JO: I thought it was misunderstood. What I was saying to Larry King, and I’ll say it here, is that I can’t be the one deciding who goes to heaven and who goes to hell. God has got to judge people’s hearts. But what I in my Christian faith believe, and what all Christians believe, is that Christ died for our sins and that we have to receive his forgiveness. That’s our way to heaven. That’s the only guarantee I see in the Scripture.
ES: But what if you’re a member of another faith? What options are there for people who don’t believe in Christ?
JO: I go back to the foundation of the Christian faith, which is that Christ is the way to heaven.
ES: You mentioned Billy Graham a few moments ago. Recently a story about the Reverend Graham’s relationship with presidents was on the cover of Time magazine, and I thought of you. I thought of the last time we were together, when you told me, “I steer clear of politics. That’s not my place.” Do you still feel that way two years later?
JO: Yeah, I do. I stand by the idea that I shouldn’t get political, because it divides the people I’m trying to reach. I’m very open to talking with leaders. I’m honored to do it. I’ve been able to talk with, but not advise, President Clinton, who was very kind to me. The first President Bush was very kind to me as well. [Speaker of the U.S. House] Nancy Pelosi came through. I want to meet the presidential candidates. But I don’t get involved in policy.
ES: What happens next for you? Let’s assume the new book, with its initial printing of three million copies, is a success. Do you have more books in you? How else do you get the message out?
JO: I don’t know what’s next. We’ll see what happens. There are some opportunities that we’re looking at in other media.
ES: Last night I was on the iTunes store, and what should I find among the ten most popular podcasts but the “Joel Osteen Audio Podcast.” I thought to myself, “Could John Osteen have imagined such a thing?”
JO: He couldn’t have imagined it. It’s a great day that we live in. When I was growing up, I was taught that TV programming is the thing. But podcasts and the Internet have opened my mind. They told me my podcast was in the top ten, and I said, “Among religious stuff?”

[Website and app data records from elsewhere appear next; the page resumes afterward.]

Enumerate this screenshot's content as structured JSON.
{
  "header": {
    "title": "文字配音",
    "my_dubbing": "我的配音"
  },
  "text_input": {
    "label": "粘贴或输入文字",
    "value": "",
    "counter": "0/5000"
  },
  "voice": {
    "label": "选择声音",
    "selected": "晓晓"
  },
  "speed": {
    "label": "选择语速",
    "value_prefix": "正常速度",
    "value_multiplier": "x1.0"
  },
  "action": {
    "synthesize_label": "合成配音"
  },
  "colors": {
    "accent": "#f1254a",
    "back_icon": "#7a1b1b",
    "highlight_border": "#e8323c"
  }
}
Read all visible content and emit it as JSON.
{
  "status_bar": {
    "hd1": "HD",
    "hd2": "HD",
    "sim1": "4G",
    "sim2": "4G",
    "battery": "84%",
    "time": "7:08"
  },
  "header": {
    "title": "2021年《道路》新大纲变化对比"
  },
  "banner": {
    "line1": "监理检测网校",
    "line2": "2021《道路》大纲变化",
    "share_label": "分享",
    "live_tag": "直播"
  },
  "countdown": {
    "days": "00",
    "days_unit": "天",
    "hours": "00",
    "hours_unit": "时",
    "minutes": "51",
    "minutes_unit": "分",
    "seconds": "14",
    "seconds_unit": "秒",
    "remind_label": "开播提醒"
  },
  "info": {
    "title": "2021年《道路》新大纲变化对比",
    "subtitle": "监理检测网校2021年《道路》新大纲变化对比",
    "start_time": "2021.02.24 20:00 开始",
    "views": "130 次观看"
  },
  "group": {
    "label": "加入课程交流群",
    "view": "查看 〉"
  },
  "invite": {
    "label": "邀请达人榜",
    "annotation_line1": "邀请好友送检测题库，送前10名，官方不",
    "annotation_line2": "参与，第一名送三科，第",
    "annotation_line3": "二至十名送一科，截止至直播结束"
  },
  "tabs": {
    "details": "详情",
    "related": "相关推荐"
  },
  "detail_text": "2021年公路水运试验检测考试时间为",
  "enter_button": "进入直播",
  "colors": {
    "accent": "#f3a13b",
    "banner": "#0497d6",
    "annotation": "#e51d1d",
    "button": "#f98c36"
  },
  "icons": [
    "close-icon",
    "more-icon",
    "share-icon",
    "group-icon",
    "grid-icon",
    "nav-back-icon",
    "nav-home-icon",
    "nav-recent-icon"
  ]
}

ES: No, top ten, period. People on the elliptical machine want to listen to you telling them to keep going.
JO: I hear that all the time.